Truth, Inspiration, Hope.

Tropical Storm Doksuri to Evolve Into a Super Typhoon, Threatens Taiwan, Hong Kong and the Chinese Mainland

Published: July 24, 2023
Typhoon Doksuri is expected to evolve into a super typhoon by July 25, and could hit the southern tip of Taiwan before threatening Hong Kong and China’s mainland. (Image: screenshot

On Monday, July 23, tropical storm Doksuri evolved into a typhoon and is expected to further develop into a super typhoon by Tuesday as it meanders its way into the Luzon Strait between the Philippines and Taiwan.

A super typhoon would be considered a Category 5 storm in the Atlantic Ocean, with estimated wind speeds of up to 253 kilometres per hour or 157 miles per hour.

As the storm intensifies, forecasters are concerned that it may make landfall in the Chinese province of Guangdong, after hitting the southern tip of Taiwan and could impact Hong Kong.

Authorities in Hong Kong said on Monday that it may issue its second typhoon alert of the year. 

At 4 pm on Monday, Doksuri was about 580 km (360 miles) northeast of Manila with forecasters saying that its estimated maximum wind speeds could surge to 195 kilometres per hour or 121 miles per hour by Tuesday.

Speaking on a radio program on Monday, David Lam Hok-yin, acting senior scientific officer at an observatory in Hong Kong said, “Typhoon Doksuri could potentially move towards the south of Taiwan or the eastern coast of Guangdong province,” adding that, “If it moves towards southern Taiwan, the downdraft’s main impact on Hong Kong would be hotter weather. If it moves westwards towards eastern Guangdong, then there will be a higher impact on Hong Kong’s weather, with more showers and stronger winds.”
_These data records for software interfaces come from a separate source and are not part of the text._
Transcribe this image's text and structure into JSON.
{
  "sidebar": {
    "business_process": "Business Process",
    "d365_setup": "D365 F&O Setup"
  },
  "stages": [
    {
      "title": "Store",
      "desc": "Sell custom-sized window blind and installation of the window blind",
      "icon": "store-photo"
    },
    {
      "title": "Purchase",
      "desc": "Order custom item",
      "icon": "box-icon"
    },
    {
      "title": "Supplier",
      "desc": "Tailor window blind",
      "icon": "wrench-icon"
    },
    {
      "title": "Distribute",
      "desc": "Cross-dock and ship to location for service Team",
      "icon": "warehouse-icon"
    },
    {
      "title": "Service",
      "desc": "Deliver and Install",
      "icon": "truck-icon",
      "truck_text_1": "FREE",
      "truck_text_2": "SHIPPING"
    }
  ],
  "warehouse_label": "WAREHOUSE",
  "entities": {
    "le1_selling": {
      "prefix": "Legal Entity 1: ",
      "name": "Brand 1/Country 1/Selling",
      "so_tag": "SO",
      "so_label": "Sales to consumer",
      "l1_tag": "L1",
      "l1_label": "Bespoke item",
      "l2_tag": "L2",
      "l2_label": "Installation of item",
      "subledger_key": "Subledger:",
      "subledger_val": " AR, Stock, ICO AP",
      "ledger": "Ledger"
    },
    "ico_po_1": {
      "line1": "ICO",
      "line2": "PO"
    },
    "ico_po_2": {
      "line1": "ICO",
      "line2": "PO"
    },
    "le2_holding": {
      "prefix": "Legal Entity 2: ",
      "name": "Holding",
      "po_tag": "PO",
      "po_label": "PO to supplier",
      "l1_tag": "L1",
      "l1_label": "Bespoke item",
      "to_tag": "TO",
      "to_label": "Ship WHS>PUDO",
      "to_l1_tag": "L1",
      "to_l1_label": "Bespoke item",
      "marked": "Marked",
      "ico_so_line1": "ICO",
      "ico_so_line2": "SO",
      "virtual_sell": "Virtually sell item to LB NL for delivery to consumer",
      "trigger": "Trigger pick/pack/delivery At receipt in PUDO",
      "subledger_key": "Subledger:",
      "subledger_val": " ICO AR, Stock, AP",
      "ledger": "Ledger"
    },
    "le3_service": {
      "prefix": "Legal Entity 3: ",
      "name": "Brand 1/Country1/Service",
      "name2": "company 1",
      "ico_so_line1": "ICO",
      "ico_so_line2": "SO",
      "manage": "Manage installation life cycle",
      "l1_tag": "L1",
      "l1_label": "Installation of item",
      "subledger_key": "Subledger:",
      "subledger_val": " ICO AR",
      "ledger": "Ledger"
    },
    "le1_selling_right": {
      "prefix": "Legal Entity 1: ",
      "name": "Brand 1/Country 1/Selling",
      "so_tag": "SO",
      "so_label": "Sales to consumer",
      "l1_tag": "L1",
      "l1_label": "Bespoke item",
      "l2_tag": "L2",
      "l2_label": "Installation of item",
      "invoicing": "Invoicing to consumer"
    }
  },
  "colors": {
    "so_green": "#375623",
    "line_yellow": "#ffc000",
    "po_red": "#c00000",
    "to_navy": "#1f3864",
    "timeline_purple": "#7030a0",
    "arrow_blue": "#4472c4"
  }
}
According to the Observatory, Doksuri, which means “eagle” in Korean, will create squally thunderstorms triggered by high temperatures, and could impact the southeastern coast of China later this week. 

The storm’s exact path is unknown. It could make a direct hit on Taiwan, which would bring devastating damage but weaken the storm before it made landfall on the mainland, or it could miss Taiwan altogether and hit the Chinese province of Guangdong.  

Taiwan’s weather agency is expected to issue a warning by Tuesday, advising seabound vessels to be vigilant, and telling residents to avoid beaches. 

The uncertainty has prompted many governments in the region to brace, including the government of the Philippines. 

Philippine President Ferdinand R. Marcos Jr. suspended all public school classes on Monday and closed government offices in the capital region, excluding those that provide critical services. 

It was just a week ago that typhoon Talim, the season’s first typhoon, slammed into Guangdong province, bringing torrential rains, flash flooding and even beached a whale.

Nearly 230,000 people were forced to evacuate according to state-run Xinhua news agency. 

The typhoon forced the closure of 68 coastal tourist spots, the recall of thousands of fishing vessels, and the cancellation of numerous flights, the agency said. 

The storm’s impact was felt as far northeast as Fuzhou city in Fujian province, where residents reported flash flooding that carried vehicles, furniture and household appliances through the streets.